▸ **Brief**: Here is a block of records. Copy every line in it that includes "Manager".

▸ **Supplied material**:

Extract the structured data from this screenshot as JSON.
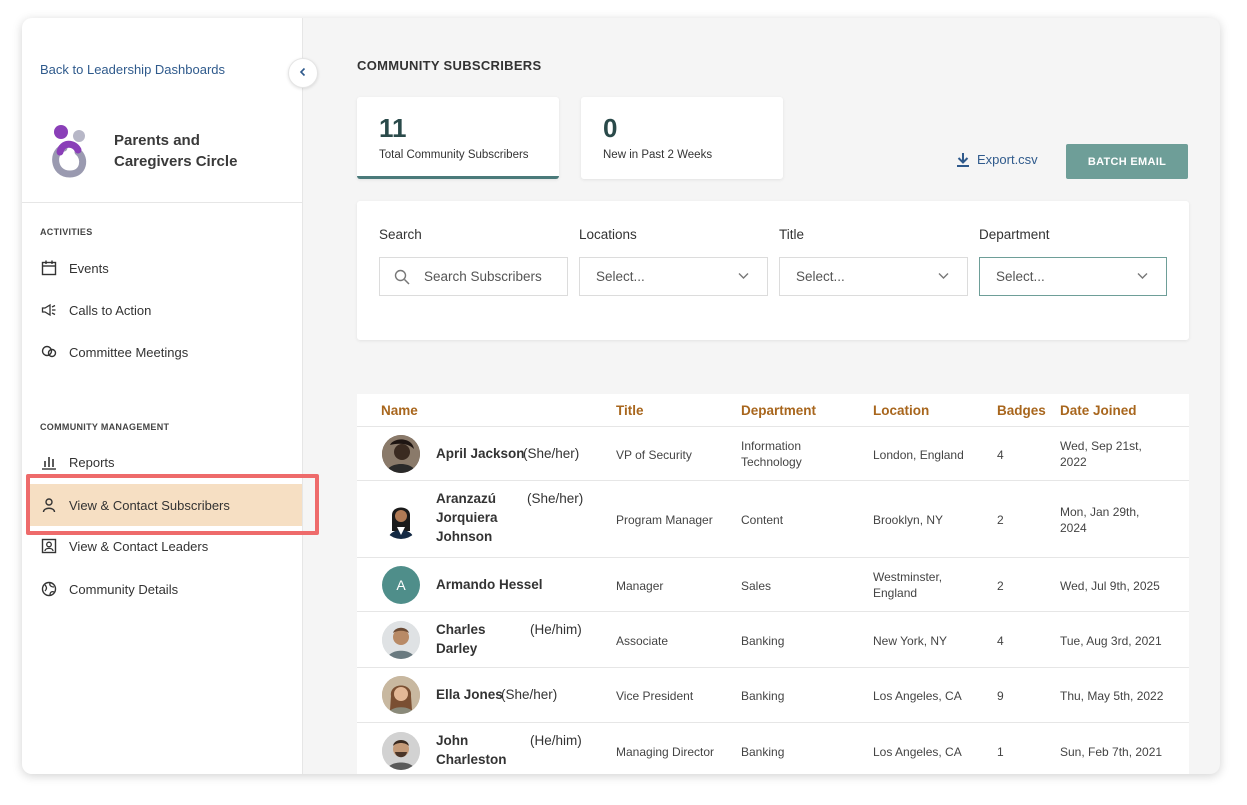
{
  "sidebar": {
    "back_link": "Back to Leadership Dashboards",
    "brand_line1": "Parents and",
    "brand_line2": "Caregivers Circle",
    "activities_label": "ACTIVITIES",
    "activities": [
      {
        "label": "Events",
        "icon": "calendar-icon"
      },
      {
        "label": "Calls to Action",
        "icon": "megaphone-icon"
      },
      {
        "label": "Committee Meetings",
        "icon": "meeting-icon"
      }
    ],
    "management_label": "COMMUNITY MANAGEMENT",
    "management": [
      {
        "label": "Reports",
        "icon": "bar-chart-icon"
      },
      {
        "label": "View & Contact Subscribers",
        "icon": "person-icon",
        "active": true
      },
      {
        "label": "View & Contact Leaders",
        "icon": "contact-card-icon"
      },
      {
        "label": "Community Details",
        "icon": "globe-icon"
      }
    ]
  },
  "main": {
    "title": "COMMUNITY SUBSCRIBERS",
    "stats": [
      {
        "value": "11",
        "label": "Total Community Subscribers"
      },
      {
        "value": "0",
        "label": "New in Past 2 Weeks"
      }
    ],
    "export_label": "Export.csv",
    "batch_email_label": "BATCH EMAIL"
  },
  "filters": {
    "search_label": "Search",
    "search_placeholder": "Search Subscribers",
    "locations_label": "Locations",
    "locations_value": "Select...",
    "title_label": "Title",
    "title_value": "Select...",
    "department_label": "Department",
    "department_value": "Select..."
  },
  "table": {
    "headers": {
      "name": "Name",
      "title": "Title",
      "department": "Department",
      "location": "Location",
      "badges": "Badges",
      "date_joined": "Date Joined"
    },
    "rows": [
      {
        "name": "April Jackson",
        "pronouns": "(She/her)",
        "title": "VP of Security",
        "department": "Information Technology",
        "location": "London, England",
        "badges": "4",
        "date": "Wed, Sep 21st, 2022"
      },
      {
        "name": "Aranzazú Jorquiera Johnson",
        "pronouns": "(She/her)",
        "title": "Program Manager",
        "department": "Content",
        "location": "Brooklyn, NY",
        "badges": "2",
        "date": "Mon, Jan 29th, 2024"
      },
      {
        "name": "Armando Hessel",
        "pronouns": "",
        "initial": "A",
        "title": "Manager",
        "department": "Sales",
        "location": "Westminster, England",
        "badges": "2",
        "date": "Wed, Jul 9th, 2025"
      },
      {
        "name": "Charles Darley",
        "pronouns": "(He/him)",
        "title": "Associate",
        "department": "Banking",
        "location": "New York, NY",
        "badges": "4",
        "date": "Tue, Aug 3rd, 2021"
      },
      {
        "name": "Ella Jones",
        "pronouns": "(She/her)",
        "title": "Vice President",
        "department": "Banking",
        "location": "Los Angeles, CA",
        "badges": "9",
        "date": "Thu, May 5th, 2022"
      },
      {
        "name": "John Charleston",
        "pronouns": "(He/him)",
        "title": "Managing Director",
        "department": "Banking",
        "location": "Los Angeles, CA",
        "badges": "1",
        "date": "Sun, Feb 7th, 2021"
      }
    ]
  },
  "colors": {
    "accent": "#6e9e98",
    "header_text": "#a8661d",
    "active_nav": "#f6dfc3",
    "highlight": "#ee6b6b",
    "link": "#2f5a8c"
  }
}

▸ **Reply**:
        "title": "Program Manager",
        "title": "Manager",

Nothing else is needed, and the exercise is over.